Organizations, Civil Society, and the Roots of Development
Edited by Naomi R. Lamoreaux and John Joseph Wallis
Modern developed nations are rich and politically stable in part because their citizens are free to form organizations and have access to the relevant legal resources. Yet in spite of the advantages of open access to civil organizations, it is estimated that 80 percent of people live in countries that do not allow unfettered access. Why have some countries disallowed the formation of civic organizations as part of their economic and political systems?
The contributions to Organizations, Civil Society, and the Roots of Development seek to answer this question through an exploration of how developing nations throughout the 18th and 19th centuries, including the United States, United Kingdom, France, and Germany, made the transition to allowing their citizens the right to form organizations. The transition, contributors show, was not an easy one. Neither political changes brought about by revolution nor subsequent economic growth led directly to open access. In fact, initial patterns of change were in the opposite direction, as political coalitions restricted access to specific organizations for the purpose of maintaining political control. Ultimately, however, it became clear that these restrictions threatened the foundation of social and political order. Tracing the path of these modern civil societies, Organizations, Civil Society, and the Roots of Development is an invaluable contribution to all interested in today's developing countries and the challenges they face in developing this organizational capacity.
Clashing over Commerce: A History of U.S. Trade Policy
Douglas A. Irwin

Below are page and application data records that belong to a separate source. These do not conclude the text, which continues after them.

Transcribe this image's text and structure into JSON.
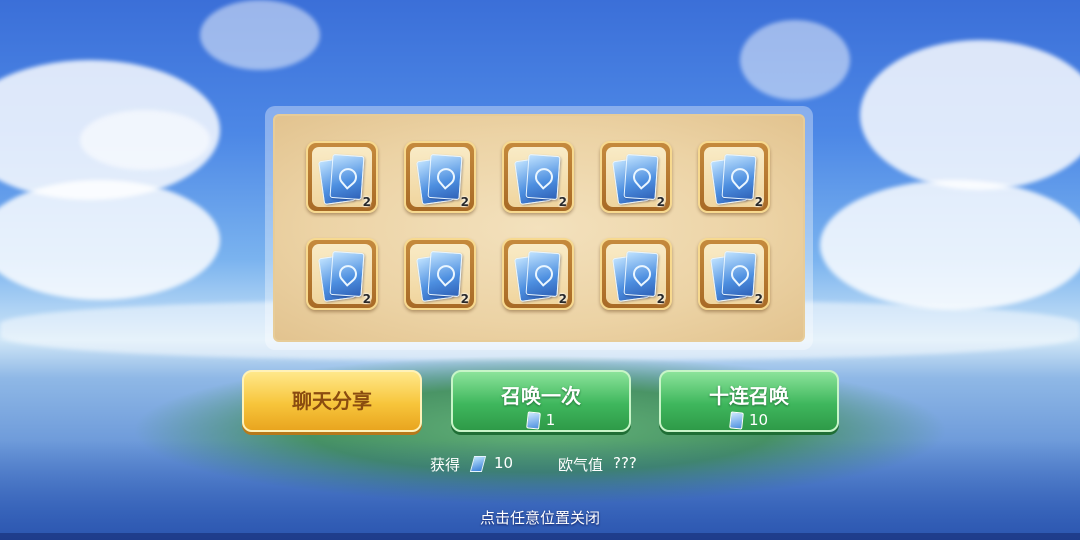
{
  "rewards": [
    {
      "item": "summon-card-icon",
      "count": "2"
    },
    {
      "item": "summon-card-icon",
      "count": "2"
    },
    {
      "item": "summon-card-icon",
      "count": "2"
    },
    {
      "item": "summon-card-icon",
      "count": "2"
    },
    {
      "item": "summon-card-icon",
      "count": "2"
    },
    {
      "item": "summon-card-icon",
      "count": "2"
    },
    {
      "item": "summon-card-icon",
      "count": "2"
    },
    {
      "item": "summon-card-icon",
      "count": "2"
    },
    {
      "item": "summon-card-icon",
      "count": "2"
    },
    {
      "item": "summon-card-icon",
      "count": "2"
    }
  ],
  "buttons": {
    "share": {
      "label": "聊天分享"
    },
    "summon_once": {
      "label": "召唤一次",
      "cost": "1"
    },
    "summon_ten": {
      "label": "十连召唤",
      "cost": "10"
    }
  },
  "stats": {
    "obtained_label": "获得",
    "obtained_value": "10",
    "luck_label": "欧气值",
    "luck_value": "???"
  },
  "close_hint": "点击任意位置关闭",
  "colors": {
    "gold": "#f7c53b",
    "green": "#3fb75d",
    "panel": "#ecd3a5"
  }
}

Should the United States be open to commerce with other countries, or should it protect domestic industries from foreign competition? This question has been the source of bitter political conflict throughout American history. Such conflict was inevitable, James Madison argued in The Federalist Papers, because trade policy involves clashing economic interests. The struggle between the winners and losers from trade has always been fierce because dollars and jobs are at stake: depending on the policy chosen, some industries, farmers, and workers will prosper, while others will suffer.
Clashing over Commerce: A History of U.S. Trade Policy is the most authoritative and comprehensive history of U.S. trade policy to date, offering a clear picture of the various economic and political forces that have shaped it. From the start, trade policy divided the nation — first when Thomas Jefferson declared an embargo on all foreign trade, then when South Carolina threatened to secede from the Union over excessive taxes on imports. The Civil War saw a shift toward protectionism, which then came under constant political attack. Controversy over the Smoot-Hawley tariff during the Great Depression led to a policy shift toward freer trade, involving trade agreements that eventually produced the World Trade Organization.
Irwin makes sense of this turbulent history by showing how different economic interests tend to be grouped geographically, meaning that every proposed policy change found ready champions and opponents in Congress. As the Trump administration considers making major changes to U.S. trade policy, Irwin's sweeping historical perspective helps illuminate the current debate. Deeply researched and rich with insight and detail, Clashing over Commerce provides valuable and enduring insights into U.S. trade policy past and present.